Assigned task:
Search the data below for the string "ENTER" and copy all lines where it shows up.

Material supplied:
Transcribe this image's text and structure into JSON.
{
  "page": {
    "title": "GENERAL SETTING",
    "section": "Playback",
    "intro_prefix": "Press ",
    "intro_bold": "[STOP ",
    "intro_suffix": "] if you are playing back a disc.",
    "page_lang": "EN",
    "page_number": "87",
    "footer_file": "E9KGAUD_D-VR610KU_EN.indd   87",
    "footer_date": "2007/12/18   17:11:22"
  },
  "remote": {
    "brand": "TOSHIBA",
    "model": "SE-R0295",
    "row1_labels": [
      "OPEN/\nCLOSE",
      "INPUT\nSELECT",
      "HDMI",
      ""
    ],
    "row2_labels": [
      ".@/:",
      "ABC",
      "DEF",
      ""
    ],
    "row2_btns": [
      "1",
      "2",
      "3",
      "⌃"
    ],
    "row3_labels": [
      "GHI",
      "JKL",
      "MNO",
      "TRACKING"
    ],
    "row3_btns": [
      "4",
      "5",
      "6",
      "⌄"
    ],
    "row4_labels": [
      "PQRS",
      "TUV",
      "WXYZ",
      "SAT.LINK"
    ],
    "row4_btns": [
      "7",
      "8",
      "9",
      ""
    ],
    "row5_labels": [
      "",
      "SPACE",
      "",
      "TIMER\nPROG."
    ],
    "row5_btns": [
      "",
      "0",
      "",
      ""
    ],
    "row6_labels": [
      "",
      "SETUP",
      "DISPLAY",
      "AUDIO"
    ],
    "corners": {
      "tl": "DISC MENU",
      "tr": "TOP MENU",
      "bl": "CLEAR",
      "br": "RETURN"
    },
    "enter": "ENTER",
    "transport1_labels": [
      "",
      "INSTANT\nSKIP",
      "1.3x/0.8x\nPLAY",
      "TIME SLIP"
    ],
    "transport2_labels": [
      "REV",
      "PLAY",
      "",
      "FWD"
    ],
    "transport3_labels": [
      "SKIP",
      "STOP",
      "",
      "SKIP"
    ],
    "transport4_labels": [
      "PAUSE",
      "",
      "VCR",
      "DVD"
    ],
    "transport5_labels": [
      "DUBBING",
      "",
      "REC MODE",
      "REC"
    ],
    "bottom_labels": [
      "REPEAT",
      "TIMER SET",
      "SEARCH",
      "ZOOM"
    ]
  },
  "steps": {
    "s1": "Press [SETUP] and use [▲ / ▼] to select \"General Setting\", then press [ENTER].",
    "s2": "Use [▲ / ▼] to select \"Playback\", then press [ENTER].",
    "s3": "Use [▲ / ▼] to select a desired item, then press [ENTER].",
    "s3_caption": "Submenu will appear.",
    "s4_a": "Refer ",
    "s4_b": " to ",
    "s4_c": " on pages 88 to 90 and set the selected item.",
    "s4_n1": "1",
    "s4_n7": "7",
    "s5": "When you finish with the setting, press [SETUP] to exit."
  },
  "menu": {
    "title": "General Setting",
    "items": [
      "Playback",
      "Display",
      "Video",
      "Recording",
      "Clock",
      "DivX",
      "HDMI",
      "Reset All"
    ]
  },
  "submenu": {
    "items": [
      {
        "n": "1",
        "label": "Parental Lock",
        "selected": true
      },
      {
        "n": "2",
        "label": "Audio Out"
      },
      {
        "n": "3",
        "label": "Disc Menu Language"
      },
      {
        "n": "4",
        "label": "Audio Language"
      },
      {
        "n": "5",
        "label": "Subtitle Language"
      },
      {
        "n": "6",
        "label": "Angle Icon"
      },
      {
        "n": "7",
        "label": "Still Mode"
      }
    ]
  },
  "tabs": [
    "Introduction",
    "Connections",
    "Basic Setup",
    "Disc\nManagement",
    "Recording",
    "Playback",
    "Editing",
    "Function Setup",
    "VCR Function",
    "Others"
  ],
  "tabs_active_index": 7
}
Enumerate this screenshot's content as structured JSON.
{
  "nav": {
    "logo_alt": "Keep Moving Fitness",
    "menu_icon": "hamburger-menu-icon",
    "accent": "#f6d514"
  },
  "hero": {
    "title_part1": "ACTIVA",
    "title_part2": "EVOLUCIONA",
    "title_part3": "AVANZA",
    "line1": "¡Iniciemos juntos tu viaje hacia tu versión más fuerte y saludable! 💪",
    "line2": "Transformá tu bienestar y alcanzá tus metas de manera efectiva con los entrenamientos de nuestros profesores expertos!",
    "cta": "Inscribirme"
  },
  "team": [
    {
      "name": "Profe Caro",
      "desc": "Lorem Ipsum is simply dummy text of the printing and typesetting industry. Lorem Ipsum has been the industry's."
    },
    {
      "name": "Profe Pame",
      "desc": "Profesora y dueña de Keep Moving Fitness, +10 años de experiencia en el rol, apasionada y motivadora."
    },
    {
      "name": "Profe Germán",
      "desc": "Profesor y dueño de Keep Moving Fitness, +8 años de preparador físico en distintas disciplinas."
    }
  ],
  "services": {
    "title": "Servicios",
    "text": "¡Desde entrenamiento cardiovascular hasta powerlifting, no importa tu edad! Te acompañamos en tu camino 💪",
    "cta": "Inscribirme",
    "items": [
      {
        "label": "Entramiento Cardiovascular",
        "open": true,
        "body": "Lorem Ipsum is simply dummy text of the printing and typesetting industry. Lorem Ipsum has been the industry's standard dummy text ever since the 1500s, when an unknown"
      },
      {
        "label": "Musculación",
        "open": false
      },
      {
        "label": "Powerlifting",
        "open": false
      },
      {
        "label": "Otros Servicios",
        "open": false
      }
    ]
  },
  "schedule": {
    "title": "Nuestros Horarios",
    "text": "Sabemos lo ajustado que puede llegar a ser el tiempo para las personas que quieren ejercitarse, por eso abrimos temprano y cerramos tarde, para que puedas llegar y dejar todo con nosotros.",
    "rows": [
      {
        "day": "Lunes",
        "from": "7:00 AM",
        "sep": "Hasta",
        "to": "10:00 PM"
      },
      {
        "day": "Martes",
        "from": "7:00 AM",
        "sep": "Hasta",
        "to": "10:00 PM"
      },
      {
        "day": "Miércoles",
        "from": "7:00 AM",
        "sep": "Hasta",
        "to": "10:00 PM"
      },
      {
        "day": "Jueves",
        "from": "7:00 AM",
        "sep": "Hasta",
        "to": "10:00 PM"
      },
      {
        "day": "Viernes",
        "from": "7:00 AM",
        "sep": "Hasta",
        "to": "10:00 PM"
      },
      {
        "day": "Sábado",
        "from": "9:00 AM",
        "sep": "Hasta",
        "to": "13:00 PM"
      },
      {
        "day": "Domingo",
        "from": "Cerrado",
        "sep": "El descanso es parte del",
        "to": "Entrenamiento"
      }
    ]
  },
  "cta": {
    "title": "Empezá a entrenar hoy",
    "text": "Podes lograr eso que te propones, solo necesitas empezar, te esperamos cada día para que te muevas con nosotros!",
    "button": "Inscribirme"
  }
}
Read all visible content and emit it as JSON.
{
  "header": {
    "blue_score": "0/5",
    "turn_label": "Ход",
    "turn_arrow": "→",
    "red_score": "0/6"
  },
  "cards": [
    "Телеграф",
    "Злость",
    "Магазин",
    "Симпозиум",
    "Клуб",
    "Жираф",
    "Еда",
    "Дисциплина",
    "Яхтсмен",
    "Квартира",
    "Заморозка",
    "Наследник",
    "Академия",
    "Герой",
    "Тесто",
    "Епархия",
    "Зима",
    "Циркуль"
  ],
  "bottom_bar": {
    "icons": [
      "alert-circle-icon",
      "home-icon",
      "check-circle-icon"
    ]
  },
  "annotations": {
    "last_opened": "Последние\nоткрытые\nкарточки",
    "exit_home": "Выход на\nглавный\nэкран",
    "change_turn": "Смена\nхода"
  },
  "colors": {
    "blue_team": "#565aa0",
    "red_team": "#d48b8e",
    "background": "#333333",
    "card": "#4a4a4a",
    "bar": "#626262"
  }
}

Response area:
    "enter": "ENTER",
    "s1": "Press [SETUP] and use [▲ / ▼] to select \"General Setting\", then press [ENTER].",
    "s2": "Use [▲ / ▼] to select \"Playback\", then press [ENTER].",
    "s3": "Use [▲ / ▼] to select a desired item, then press [ENTER].",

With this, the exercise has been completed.